Records shown
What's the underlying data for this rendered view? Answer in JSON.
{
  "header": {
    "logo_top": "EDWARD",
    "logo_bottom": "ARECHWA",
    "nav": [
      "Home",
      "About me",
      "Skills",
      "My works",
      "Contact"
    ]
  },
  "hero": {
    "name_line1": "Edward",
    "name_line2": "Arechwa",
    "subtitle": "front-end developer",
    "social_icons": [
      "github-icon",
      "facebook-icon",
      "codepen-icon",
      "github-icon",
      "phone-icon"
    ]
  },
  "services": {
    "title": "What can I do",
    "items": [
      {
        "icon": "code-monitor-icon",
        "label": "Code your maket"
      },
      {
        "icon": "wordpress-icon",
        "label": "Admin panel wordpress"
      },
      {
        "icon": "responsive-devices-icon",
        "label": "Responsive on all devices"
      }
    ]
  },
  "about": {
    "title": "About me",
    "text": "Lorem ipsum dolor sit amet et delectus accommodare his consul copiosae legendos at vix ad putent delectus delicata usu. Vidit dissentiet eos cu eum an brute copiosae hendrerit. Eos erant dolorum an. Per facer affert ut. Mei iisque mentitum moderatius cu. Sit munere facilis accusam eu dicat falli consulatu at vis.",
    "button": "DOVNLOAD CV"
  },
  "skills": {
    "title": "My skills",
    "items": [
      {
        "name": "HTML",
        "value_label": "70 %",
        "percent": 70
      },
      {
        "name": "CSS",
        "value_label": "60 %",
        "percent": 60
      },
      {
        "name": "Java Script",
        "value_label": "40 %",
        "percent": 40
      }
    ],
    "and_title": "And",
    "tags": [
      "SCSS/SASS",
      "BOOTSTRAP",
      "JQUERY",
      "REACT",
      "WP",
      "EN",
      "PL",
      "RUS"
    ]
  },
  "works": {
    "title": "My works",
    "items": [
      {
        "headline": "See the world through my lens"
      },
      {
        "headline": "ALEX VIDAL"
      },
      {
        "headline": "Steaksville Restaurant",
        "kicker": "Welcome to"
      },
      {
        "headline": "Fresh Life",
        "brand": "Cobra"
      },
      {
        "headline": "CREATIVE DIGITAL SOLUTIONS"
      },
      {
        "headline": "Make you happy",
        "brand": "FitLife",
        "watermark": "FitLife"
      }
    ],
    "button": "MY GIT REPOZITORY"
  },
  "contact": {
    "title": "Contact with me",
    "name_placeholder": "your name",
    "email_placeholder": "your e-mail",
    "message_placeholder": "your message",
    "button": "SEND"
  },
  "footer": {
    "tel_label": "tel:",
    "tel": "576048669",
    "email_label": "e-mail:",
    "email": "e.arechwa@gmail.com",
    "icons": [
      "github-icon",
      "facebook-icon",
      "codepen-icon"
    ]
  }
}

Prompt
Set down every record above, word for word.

Task result
What's the underlying data for this rendered view? Answer in JSON.
{
  "header": {
    "logo_top": "EDWARD",
    "logo_bottom": "ARECHWA",
    "nav": [
      "Home",
      "About me",
      "Skills",
      "My works",
      "Contact"
    ]
  },
  "hero": {
    "name_line1": "Edward",
    "name_line2": "Arechwa",
    "subtitle": "front-end developer",
    "social_icons": [
      "github-icon",
      "facebook-icon",
      "codepen-icon",
      "github-icon",
      "phone-icon"
    ]
  },
  "services": {
    "title": "What can I do",
    "items": [
      {
        "icon": "code-monitor-icon",
        "label": "Code your maket"
      },
      {
        "icon": "wordpress-icon",
        "label": "Admin panel wordpress"
      },
      {
        "icon": "responsive-devices-icon",
        "label": "Responsive on all devices"
      }
    ]
  },
  "about": {
    "title": "About me",
    "text": "Lorem ipsum dolor sit amet et delectus accommodare his consul copiosae legendos at vix ad putent delectus delicata usu. Vidit dissentiet eos cu eum an brute copiosae hendrerit. Eos erant dolorum an. Per facer affert ut. Mei iisque mentitum moderatius cu. Sit munere facilis accusam eu dicat falli consulatu at vis.",
    "button": "DOVNLOAD CV"
  },
  "skills": {
    "title": "My skills",
    "items": [
      {
        "name": "HTML",
        "value_label": "70 %",
        "percent": 70
      },
      {
        "name": "CSS",
        "value_label": "60 %",
        "percent": 60
      },
      {
        "name": "Java Script",
        "value_label": "40 %",
        "percent": 40
      }
    ],
    "and_title": "And",
    "tags": [
      "SCSS/SASS",
      "BOOTSTRAP",
      "JQUERY",
      "REACT",
      "WP",
      "EN",
      "PL",
      "RUS"
    ]
  },
  "works": {
    "title": "My works",
    "items": [
      {
        "headline": "See the world through my lens"
      },
      {
        "headline": "ALEX VIDAL"
      },
      {
        "headline": "Steaksville Restaurant",
        "kicker": "Welcome to"
      },
      {
        "headline": "Fresh Life",
        "brand": "Cobra"
      },
      {
        "headline": "CREATIVE DIGITAL SOLUTIONS"
      },
      {
        "headline": "Make you happy",
        "brand": "FitLife",
        "watermark": "FitLife"
      }
    ],
    "button": "MY GIT REPOZITORY"
  },
  "contact": {
    "title": "Contact with me",
    "name_placeholder": "your name",
    "email_placeholder": "your e-mail",
    "message_placeholder": "your message",
    "button": "SEND"
  },
  "footer": {
    "tel_label": "tel:",
    "tel": "576048669",
    "email_label": "e-mail:",
    "email": "e.arechwa@gmail.com",
    "icons": [
      "github-icon",
      "facebook-icon",
      "codepen-icon"
    ]
  }
}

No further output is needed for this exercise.